So, should you be shopping for the MG HS+EV, or one of the regular petrol-powered models.

Well, that depends, and you’re going to need to be really honest with yourself. If you’re going to plug it in every night and use EV mode as much as possible, the fuel savings can be immense.

But if you’re not, it doesn’t make quite so much sense.

Likes

Comfortable and spacious SUV
Lots - and I mean lots - of included features
Useable 60km-plus EV range

Dislikes

Underwhelming exterior design
Very slow and less-than-intuitive multimedia system
Use it or lose it battery juice

Scores

Andrew:

3.5

The Kids:

3.5

$21,990 - $39,990

Based on 125 car listings in the last 6 months

VIEW PRICING & SPECS

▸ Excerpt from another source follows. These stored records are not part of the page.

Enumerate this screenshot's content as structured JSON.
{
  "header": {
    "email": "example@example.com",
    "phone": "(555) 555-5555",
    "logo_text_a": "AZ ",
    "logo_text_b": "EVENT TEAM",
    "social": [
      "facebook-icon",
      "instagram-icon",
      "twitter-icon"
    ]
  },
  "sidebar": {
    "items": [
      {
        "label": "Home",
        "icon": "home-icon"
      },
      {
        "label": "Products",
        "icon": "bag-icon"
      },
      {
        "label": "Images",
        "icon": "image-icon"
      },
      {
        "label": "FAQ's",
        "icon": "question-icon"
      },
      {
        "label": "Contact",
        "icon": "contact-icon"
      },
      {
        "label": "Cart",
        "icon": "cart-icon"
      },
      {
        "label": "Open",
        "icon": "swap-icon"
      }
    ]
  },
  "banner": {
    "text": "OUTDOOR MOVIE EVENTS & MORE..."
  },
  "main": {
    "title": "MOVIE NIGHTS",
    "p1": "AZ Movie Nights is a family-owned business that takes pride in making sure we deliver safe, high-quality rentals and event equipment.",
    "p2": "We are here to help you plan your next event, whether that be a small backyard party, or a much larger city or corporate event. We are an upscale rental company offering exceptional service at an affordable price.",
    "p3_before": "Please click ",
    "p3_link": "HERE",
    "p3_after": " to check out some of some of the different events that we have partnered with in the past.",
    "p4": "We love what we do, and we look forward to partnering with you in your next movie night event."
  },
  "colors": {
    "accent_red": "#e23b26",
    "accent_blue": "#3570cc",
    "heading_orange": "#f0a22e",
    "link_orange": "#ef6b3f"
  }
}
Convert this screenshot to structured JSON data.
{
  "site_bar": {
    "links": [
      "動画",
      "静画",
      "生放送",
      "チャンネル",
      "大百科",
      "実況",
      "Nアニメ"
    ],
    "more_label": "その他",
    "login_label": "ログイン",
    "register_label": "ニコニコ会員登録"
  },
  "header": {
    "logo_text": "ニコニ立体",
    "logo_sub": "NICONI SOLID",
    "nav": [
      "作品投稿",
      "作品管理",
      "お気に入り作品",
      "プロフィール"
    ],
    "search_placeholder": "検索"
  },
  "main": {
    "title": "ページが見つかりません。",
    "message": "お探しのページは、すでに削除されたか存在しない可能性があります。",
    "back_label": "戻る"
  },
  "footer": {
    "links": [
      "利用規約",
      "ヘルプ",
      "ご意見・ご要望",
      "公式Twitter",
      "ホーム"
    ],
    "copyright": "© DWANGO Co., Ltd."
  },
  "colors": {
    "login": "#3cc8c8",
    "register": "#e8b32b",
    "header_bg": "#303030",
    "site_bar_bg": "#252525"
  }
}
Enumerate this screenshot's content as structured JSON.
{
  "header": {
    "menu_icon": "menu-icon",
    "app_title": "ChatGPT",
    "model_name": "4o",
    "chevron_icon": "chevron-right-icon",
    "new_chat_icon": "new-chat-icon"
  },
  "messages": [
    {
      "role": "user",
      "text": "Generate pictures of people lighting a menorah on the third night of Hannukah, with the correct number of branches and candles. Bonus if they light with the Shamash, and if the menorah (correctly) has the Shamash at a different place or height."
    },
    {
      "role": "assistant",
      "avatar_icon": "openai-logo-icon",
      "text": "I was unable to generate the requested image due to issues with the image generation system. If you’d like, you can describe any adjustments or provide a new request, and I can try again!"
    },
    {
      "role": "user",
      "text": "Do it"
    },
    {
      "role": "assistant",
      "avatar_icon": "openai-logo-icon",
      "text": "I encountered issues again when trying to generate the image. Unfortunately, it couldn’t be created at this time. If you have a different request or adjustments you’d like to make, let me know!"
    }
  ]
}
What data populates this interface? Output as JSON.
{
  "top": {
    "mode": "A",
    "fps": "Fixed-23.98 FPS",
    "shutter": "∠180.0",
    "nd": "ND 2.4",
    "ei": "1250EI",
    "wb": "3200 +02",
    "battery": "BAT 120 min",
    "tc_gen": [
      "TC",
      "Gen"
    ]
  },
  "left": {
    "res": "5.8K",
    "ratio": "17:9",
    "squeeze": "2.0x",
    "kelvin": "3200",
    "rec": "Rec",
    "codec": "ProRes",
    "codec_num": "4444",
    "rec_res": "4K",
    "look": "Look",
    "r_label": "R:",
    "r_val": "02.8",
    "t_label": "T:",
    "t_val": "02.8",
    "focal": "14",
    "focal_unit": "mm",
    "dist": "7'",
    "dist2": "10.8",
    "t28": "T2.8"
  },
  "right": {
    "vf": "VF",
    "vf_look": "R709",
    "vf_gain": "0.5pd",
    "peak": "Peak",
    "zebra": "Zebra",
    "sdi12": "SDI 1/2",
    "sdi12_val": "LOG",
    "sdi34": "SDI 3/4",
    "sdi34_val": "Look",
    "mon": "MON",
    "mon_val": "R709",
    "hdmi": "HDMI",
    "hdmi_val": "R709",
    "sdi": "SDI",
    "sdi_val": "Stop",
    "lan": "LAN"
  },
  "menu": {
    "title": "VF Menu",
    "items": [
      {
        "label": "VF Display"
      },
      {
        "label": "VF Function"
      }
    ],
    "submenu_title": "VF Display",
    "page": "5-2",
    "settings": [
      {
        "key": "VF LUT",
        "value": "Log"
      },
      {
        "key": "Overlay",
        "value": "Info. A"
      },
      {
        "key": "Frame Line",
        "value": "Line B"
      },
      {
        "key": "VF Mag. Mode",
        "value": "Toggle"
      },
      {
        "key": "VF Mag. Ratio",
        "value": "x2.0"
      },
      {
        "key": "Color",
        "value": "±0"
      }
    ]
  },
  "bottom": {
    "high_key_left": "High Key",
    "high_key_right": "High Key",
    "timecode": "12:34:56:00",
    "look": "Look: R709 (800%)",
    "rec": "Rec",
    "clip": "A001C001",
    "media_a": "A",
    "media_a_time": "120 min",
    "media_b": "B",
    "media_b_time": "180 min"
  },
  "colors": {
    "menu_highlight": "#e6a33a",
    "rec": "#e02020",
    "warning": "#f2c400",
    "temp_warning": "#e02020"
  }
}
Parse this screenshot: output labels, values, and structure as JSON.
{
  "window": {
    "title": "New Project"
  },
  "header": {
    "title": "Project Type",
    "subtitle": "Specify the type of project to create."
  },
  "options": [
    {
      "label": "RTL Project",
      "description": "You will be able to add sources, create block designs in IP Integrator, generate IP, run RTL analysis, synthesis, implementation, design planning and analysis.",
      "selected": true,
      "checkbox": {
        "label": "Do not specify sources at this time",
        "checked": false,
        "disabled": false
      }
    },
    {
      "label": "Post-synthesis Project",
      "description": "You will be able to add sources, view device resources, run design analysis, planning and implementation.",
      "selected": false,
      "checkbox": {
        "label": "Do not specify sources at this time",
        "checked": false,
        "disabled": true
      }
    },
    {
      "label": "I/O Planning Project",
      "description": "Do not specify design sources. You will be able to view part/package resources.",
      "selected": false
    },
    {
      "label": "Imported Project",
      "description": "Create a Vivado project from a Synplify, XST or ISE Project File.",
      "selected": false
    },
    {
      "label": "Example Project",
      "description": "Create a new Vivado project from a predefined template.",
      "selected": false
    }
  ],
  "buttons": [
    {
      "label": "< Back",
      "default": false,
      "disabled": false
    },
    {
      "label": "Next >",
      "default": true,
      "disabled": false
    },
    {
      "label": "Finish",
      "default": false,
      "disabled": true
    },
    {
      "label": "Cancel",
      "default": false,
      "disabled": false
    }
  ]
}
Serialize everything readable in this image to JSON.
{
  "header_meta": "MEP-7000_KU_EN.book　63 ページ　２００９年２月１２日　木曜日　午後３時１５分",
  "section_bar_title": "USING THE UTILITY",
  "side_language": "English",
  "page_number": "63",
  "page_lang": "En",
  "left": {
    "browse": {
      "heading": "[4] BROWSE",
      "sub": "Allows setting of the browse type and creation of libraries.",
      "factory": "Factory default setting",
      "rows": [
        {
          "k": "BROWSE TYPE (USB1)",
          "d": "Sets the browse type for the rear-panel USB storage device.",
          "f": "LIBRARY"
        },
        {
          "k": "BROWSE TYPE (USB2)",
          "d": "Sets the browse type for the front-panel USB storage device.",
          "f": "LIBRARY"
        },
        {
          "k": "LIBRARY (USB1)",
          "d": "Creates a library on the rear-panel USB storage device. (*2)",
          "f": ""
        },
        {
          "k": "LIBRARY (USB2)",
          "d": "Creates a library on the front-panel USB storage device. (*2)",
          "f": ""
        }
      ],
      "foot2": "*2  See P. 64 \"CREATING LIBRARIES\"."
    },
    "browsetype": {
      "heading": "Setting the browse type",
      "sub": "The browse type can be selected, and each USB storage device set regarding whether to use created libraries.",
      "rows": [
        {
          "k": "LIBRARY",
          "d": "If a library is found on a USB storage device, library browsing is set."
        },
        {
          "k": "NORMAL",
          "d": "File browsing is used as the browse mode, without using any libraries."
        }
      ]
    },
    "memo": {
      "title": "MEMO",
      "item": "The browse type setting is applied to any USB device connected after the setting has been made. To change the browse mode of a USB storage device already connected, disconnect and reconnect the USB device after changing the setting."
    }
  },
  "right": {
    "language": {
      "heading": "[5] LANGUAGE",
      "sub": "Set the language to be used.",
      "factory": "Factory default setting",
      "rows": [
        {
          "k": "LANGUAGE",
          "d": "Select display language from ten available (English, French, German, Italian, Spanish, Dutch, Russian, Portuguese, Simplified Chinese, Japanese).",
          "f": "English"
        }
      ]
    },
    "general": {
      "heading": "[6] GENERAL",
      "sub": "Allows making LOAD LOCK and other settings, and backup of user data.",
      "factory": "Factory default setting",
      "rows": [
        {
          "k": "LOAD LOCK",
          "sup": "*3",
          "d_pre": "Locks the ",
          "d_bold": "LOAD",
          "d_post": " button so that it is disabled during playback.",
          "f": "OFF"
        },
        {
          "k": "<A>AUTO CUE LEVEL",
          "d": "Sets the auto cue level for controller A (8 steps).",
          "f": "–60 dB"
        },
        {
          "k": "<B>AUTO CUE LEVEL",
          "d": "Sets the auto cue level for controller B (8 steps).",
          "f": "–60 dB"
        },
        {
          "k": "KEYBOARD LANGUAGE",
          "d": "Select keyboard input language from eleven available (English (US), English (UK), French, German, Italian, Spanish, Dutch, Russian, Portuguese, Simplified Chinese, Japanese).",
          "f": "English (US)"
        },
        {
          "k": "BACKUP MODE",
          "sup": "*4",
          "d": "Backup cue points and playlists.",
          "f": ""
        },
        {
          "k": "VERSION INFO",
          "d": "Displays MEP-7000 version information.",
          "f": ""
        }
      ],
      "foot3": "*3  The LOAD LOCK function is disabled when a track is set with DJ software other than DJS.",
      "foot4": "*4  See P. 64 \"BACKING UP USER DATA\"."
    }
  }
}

Disclaimer: The pricing information shown in the editorial content (Review Prices) is to be used as a guide only and is based on information provided to Carsguide Autotrader Media Solutions Pty Ltd (Carsguide) both by third party sources and the car manufacturer at the time of publication. The Review Prices were correct at the time of publication.  Carsguide does not warrant or represent that the information is accurate, reliable, complete, current or suitable for any particular purpose. You should not use or rely upon this information without conducting an independent assessment and valuation of the vehicle.